Nina Pham, the nurse who was infected by the deadly Ebola virus after being part of the team that treated the first person diagnosed with it in the United States, has reached a settlement over the lawsuit that she filed against the Dallas hospital where she worked. Pham was infected with Ebola after treating Thomas Duncan, who contracted the virus in Liberia. He was admitted to the Texas Health Presbyterian Hospital in Dallas but succumbed to the virus two weeks later. Last year, Pham said that the lawsuit against Texas Health Resources, the parent company of the hospital, was due to the absence of proper safety equipment and resources needed to handle the Ebola case, with the hospital staff not receiving proper training and instructions on what they needed to do in the situation. Pham said that all the information that was given to her for protection when Duncan was taken in, before it was confirmed that he had Ebola, were what her manager simply searched for online and printed out. The lawsuit accused the hospital of negligence and deception in how it handled having Duncan as a patient and its lack of support for its workers. There was no amount specified for the damages being sought. Lawyers for Nina Pham announced that a settlement has been reached with Texas Health Resources over the lawsuit, with the terms of the deal remaining undisclosed. The hospital, however, still denies the claims made in the lawsuit. The lawsuit said Pham was "a casualty of a hospital system's failure to prepare for a known and impending medical crisis," as it described the chaotic situation that ensued at Texas Health Presbyterian Hospital once Duncan was diagnosed with Ebola. Nurses, who did not receive any formal training or guidance from supervisors were left to scramble for protective clothing that they could wear. Clear drop cloths were then taped to the ceiling and walls to put up a makeshift containment facility, with nurses needing to dispose hazardous waste themselves despite not being trained to do so. After the death of Duncan, Pham was told that she was safe from Ebola. She then spent time with her friends and family, but two days afterward, she started feeling sick. After a visit to a hospital, it was confirmed that she was infected with the virus. Fortunately, she was able to recover. The settlement with Texas Health Resources could finally be the end of a difficult chapter in Pham's life. However, the same could not be said for Sierra Leone, Guinea and Liberia, as the World Health Organization warned earlier in the year that the African countries are still under threat from the Ebola virus. © 2017 Tech Times, All rights reserved. Do not reproduce without permission.

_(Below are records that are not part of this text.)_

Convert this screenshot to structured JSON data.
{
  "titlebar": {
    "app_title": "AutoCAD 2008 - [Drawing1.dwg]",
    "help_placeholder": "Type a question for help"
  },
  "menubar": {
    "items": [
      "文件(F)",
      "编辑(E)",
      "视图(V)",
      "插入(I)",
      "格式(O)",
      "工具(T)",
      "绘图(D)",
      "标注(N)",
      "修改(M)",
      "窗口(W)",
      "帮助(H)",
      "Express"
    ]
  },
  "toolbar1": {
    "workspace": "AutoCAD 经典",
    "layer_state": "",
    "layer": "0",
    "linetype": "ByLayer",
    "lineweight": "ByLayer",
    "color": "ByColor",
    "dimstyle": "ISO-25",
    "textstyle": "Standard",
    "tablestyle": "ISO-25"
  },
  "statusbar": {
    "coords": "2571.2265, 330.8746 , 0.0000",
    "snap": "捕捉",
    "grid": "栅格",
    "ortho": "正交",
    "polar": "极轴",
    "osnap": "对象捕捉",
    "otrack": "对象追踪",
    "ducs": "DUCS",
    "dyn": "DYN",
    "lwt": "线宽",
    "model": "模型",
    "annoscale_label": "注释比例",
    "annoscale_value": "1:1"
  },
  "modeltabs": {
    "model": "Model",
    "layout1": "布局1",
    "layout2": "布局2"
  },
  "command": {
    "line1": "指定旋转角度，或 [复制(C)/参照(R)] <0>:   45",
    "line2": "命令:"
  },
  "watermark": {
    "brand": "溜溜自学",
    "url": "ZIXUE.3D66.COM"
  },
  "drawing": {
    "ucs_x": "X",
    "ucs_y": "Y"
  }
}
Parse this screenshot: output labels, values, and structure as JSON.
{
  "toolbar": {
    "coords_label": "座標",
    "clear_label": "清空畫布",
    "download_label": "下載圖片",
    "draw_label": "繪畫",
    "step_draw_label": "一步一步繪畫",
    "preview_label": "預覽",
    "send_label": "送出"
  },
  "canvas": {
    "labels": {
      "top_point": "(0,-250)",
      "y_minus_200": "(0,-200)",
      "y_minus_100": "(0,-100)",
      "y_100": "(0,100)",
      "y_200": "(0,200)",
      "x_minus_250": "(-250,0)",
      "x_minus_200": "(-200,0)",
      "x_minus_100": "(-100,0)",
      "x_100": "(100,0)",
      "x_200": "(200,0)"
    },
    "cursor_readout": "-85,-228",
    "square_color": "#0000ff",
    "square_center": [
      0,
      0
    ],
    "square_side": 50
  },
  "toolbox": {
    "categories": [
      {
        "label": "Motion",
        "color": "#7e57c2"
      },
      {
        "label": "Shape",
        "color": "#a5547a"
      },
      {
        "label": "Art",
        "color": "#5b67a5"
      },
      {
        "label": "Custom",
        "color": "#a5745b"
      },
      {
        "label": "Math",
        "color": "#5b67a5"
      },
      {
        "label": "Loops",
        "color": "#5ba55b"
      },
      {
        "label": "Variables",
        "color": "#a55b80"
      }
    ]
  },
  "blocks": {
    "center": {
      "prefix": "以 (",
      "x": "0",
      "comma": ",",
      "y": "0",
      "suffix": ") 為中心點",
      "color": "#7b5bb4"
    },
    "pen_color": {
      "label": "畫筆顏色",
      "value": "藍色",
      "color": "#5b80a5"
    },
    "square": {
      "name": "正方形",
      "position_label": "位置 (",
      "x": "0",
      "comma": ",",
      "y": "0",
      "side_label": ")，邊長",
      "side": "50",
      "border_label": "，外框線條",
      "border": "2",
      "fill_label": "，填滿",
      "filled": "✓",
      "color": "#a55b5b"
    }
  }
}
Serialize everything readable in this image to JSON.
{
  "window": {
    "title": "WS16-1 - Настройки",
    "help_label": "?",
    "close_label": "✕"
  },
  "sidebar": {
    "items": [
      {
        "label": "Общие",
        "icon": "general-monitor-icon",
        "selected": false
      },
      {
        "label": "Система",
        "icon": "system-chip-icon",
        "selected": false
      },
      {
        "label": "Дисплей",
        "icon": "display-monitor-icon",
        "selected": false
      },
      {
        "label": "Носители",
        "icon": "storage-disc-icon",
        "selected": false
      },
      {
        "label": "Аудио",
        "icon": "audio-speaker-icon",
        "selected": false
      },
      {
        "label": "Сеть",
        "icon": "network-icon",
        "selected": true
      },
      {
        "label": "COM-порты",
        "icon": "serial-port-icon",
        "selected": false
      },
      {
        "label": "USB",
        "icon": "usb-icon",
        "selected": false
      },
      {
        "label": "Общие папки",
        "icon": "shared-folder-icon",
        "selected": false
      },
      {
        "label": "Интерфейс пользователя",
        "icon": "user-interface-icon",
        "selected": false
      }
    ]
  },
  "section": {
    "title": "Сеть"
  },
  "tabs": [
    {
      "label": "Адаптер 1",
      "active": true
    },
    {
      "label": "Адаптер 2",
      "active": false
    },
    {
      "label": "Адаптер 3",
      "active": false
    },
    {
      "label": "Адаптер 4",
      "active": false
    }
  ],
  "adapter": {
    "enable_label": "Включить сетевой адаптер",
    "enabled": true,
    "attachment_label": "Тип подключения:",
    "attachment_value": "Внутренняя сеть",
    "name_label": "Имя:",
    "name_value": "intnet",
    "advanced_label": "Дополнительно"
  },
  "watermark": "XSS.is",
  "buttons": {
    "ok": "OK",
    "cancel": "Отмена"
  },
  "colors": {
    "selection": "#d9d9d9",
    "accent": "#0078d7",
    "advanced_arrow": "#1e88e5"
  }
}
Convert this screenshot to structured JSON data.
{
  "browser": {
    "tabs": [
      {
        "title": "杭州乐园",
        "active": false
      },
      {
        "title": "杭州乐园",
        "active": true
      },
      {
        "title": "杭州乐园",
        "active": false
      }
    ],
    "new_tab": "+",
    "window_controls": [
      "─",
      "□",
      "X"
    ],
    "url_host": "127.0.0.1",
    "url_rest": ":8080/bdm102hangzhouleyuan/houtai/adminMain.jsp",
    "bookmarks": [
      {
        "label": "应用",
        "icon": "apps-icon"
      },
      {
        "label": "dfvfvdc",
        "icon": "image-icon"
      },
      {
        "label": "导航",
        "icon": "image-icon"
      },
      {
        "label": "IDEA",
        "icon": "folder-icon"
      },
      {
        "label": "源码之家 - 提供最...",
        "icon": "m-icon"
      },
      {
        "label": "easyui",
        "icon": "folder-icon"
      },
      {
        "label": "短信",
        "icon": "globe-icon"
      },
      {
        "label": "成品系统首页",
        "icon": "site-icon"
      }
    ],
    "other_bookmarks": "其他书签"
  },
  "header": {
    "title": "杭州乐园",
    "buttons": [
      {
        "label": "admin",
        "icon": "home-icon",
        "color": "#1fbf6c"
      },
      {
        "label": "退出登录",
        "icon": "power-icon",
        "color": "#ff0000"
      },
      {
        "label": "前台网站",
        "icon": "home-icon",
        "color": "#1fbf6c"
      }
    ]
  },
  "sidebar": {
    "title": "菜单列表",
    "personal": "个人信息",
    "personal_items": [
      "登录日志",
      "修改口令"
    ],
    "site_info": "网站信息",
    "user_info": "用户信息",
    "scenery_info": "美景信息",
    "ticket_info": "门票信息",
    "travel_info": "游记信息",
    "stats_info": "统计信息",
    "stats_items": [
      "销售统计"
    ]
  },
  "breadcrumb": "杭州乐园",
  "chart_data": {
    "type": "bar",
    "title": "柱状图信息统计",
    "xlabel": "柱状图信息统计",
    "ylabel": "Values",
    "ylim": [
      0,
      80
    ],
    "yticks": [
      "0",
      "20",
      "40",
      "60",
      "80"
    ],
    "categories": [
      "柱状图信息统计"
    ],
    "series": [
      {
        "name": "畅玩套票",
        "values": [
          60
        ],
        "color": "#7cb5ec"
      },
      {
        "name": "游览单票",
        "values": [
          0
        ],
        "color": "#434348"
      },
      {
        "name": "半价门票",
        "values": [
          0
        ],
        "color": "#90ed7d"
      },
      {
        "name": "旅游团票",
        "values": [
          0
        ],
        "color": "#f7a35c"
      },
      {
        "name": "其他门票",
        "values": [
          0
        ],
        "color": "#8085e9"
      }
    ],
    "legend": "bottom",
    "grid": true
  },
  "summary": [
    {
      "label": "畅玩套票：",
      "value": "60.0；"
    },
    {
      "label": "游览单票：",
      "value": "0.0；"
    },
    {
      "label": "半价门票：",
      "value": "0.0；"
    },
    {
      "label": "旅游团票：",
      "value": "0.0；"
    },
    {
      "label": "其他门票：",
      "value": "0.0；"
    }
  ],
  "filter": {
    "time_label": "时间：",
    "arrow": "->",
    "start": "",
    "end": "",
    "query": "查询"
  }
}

News Article | November 7, 2016
NASHVILLE, Tenn.--(BUSINESS WIRE)--Montecito Medical Real Estate, a premier owner of medical office buildings throughout the U.S., has entered into an agreement to acquire Rockwall Medical Plaza, a 20,007-square-foot medical office building and surgery center just east of Dallas, Texas. Strategically located on the campus of Texas Health Presbyterian Hospital and constructed last year, Rockwall Medical Plaza is anchored by an ambulatory surgery center joint-ventured by Texas Health Resources an